Merrill Lynch Looks To Sell Mid-Market Lending Arm

General Electric Co. and Cerberus Capital Management top a list of suitors lining up to buy the middle-market senior lending arm of Merrill Lynch & Co. by year-end, several sources familiar with the process told Buyouts (a sister magazine to peHUB).

The beleaguered New York investment bank began shopping Merrill Lynch Capital over the summer and recently winnowed the field of potential buyers down to four bidders. Also in the running are a U.S.-based LBO firm and a European investment bank, according to our sources. Merrill Lynch isn’t expected to complete the deal until the bank’s board of directors has installed a new CEO to replace departed chief Stanley O’Neal.

It’s unclear what prompted Merrill Lynch to sell its five-year-old commercial finance unit, which both underwrites senior loans and holds them on its books. The group is run out of Chicago by Daniel Marszalek, a managing director and former Heller Financial president who was recruited to launch Merrill Lynch’s operation in 2002 as a competitor to GE. A Merrill Lynch spokesperson declined to comment, citing a policy of not responding to market rumors.

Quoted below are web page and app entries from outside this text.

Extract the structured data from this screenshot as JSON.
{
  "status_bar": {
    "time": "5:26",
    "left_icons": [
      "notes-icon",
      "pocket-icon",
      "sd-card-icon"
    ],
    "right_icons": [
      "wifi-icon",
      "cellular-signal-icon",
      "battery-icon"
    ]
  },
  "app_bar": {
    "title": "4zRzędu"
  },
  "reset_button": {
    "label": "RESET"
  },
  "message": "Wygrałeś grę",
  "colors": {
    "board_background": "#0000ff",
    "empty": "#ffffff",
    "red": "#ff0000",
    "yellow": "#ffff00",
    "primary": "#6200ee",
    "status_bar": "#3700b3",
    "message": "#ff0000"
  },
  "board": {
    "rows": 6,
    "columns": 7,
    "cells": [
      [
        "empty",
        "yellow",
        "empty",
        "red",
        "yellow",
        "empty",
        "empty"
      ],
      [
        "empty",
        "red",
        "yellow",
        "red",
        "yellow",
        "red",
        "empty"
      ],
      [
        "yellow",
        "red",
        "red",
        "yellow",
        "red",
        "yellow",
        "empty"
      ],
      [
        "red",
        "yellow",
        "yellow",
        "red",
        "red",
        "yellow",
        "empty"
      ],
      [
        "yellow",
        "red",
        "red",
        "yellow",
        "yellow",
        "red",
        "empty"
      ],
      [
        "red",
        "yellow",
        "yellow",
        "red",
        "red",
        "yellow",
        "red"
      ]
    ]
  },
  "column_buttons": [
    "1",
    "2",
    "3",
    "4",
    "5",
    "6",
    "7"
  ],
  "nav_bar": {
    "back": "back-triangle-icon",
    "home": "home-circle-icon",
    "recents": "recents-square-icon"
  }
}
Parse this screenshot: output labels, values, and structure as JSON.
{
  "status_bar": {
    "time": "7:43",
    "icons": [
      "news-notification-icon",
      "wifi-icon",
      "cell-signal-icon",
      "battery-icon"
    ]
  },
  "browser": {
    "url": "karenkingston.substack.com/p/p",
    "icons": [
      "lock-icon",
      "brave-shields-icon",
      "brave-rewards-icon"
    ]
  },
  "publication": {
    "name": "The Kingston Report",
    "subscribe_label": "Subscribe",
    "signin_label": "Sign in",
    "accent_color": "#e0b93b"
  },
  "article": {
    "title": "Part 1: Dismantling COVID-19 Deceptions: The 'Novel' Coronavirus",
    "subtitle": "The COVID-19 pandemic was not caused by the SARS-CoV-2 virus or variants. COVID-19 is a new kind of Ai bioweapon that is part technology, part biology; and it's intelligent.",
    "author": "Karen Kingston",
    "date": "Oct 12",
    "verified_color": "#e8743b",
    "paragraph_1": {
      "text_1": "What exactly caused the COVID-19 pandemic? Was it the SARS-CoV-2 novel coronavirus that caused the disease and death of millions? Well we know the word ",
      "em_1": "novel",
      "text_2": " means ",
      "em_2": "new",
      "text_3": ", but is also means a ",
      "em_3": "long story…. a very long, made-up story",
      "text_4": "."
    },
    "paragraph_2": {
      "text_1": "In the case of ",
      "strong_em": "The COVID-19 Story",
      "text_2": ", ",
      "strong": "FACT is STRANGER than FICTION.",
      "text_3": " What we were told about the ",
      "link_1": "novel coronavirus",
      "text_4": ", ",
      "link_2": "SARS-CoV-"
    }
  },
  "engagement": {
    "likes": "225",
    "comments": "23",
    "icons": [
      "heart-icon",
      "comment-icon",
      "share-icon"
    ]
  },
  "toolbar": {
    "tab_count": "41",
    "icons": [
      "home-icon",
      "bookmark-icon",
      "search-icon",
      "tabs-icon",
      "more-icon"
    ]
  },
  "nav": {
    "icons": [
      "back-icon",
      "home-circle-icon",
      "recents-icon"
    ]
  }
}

Should it win the auction, GE would be expected to combine the Merrill Lynch group with Chicago-based GE Antares Capital, which claims to be the number one provider of senior loans of $225 million or less. GE has used two recent acquisitions to become a major player in the senior loan market. In 2001, it spent $5.3 billion to buy Chicago-based Heller Financial and followed up in 2005 with the purchase of Antares, also based in Chicago, for an undisclosed sum. A GE victory would do much to reverse the diaspora of Heller Financial pros who now fill the upper ranks of Antares and Merrill Lynch Corporate Finance. GE did not immediately respond to a request for comment.

For its part, New York-based Cerberus Capital Management is probably eager to attach the business to its burgeoning financial-services arm centered around GMAC Corp., several sources told Buyouts. Cerberus Capital also operates a mid-market debt arranger, Dymas Capital, and a mid-market lender, Ableco Finance. Cerberus Capital could not be reached for comment.

Merrill Lynch Capital, which employs 147 people, completed 148 transactions valued at more than $5.2 billion in 2005, according to an overview posted to the division’s Web site. The company has not made 2006 full-year data available.